▶ [Task to complete]:
The answer must be an exact copy of the entries below, with no images in it.
^^^^^^^^
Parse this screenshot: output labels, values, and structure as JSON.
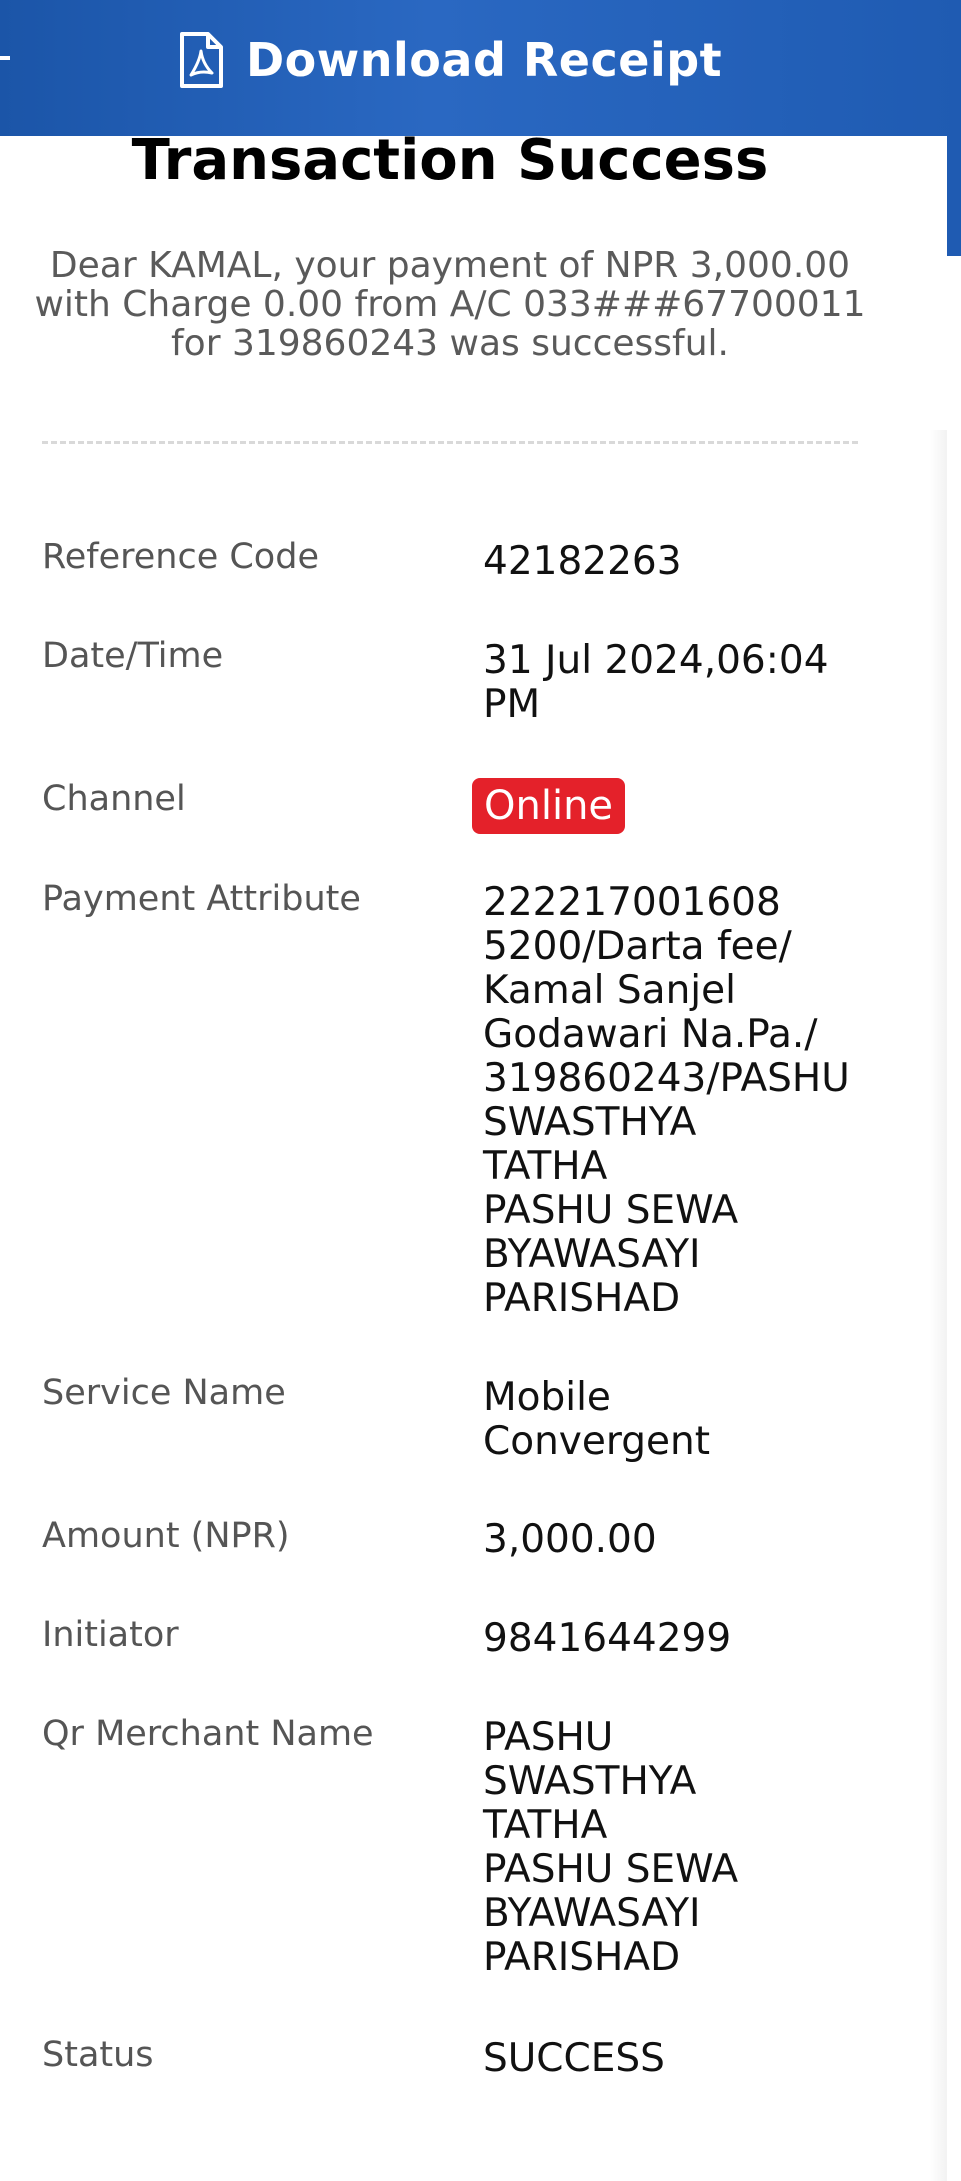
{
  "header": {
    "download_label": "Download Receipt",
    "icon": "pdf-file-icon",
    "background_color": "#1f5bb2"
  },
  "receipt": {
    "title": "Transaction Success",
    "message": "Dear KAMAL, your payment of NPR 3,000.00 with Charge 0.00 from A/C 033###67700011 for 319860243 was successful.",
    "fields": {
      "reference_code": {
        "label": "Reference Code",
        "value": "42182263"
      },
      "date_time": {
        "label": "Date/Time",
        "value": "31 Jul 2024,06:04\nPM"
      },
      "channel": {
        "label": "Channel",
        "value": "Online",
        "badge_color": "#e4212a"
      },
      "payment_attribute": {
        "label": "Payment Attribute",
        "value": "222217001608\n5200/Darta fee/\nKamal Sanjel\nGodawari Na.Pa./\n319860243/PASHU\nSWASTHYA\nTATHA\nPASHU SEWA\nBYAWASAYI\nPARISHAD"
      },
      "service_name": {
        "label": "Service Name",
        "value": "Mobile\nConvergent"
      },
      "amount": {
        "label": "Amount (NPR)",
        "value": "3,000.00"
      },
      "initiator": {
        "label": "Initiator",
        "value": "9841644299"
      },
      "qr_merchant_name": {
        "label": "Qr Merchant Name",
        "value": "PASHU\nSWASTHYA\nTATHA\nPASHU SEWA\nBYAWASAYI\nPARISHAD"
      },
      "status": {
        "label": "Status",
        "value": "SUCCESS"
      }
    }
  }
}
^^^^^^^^
▶ [Task response]:
Parse this screenshot: output labels, values, and structure as JSON.
{
  "header": {
    "download_label": "Download Receipt",
    "icon": "pdf-file-icon",
    "background_color": "#1f5bb2"
  },
  "receipt": {
    "title": "Transaction Success",
    "message": "Dear KAMAL, your payment of NPR 3,000.00 with Charge 0.00 from A/C 033###67700011 for 319860243 was successful.",
    "fields": {
      "reference_code": {
        "label": "Reference Code",
        "value": "42182263"
      },
      "date_time": {
        "label": "Date/Time",
        "value": "31 Jul 2024,06:04\nPM"
      },
      "channel": {
        "label": "Channel",
        "value": "Online",
        "badge_color": "#e4212a"
      },
      "payment_attribute": {
        "label": "Payment Attribute",
        "value": "222217001608\n5200/Darta fee/\nKamal Sanjel\nGodawari Na.Pa./\n319860243/PASHU\nSWASTHYA\nTATHA\nPASHU SEWA\nBYAWASAYI\nPARISHAD"
      },
      "service_name": {
        "label": "Service Name",
        "value": "Mobile\nConvergent"
      },
      "amount": {
        "label": "Amount (NPR)",
        "value": "3,000.00"
      },
      "initiator": {
        "label": "Initiator",
        "value": "9841644299"
      },
      "qr_merchant_name": {
        "label": "Qr Merchant Name",
        "value": "PASHU\nSWASTHYA\nTATHA\nPASHU SEWA\nBYAWASAYI\nPARISHAD"
      },
      "status": {
        "label": "Status",
        "value": "SUCCESS"
      }
    }
  }
}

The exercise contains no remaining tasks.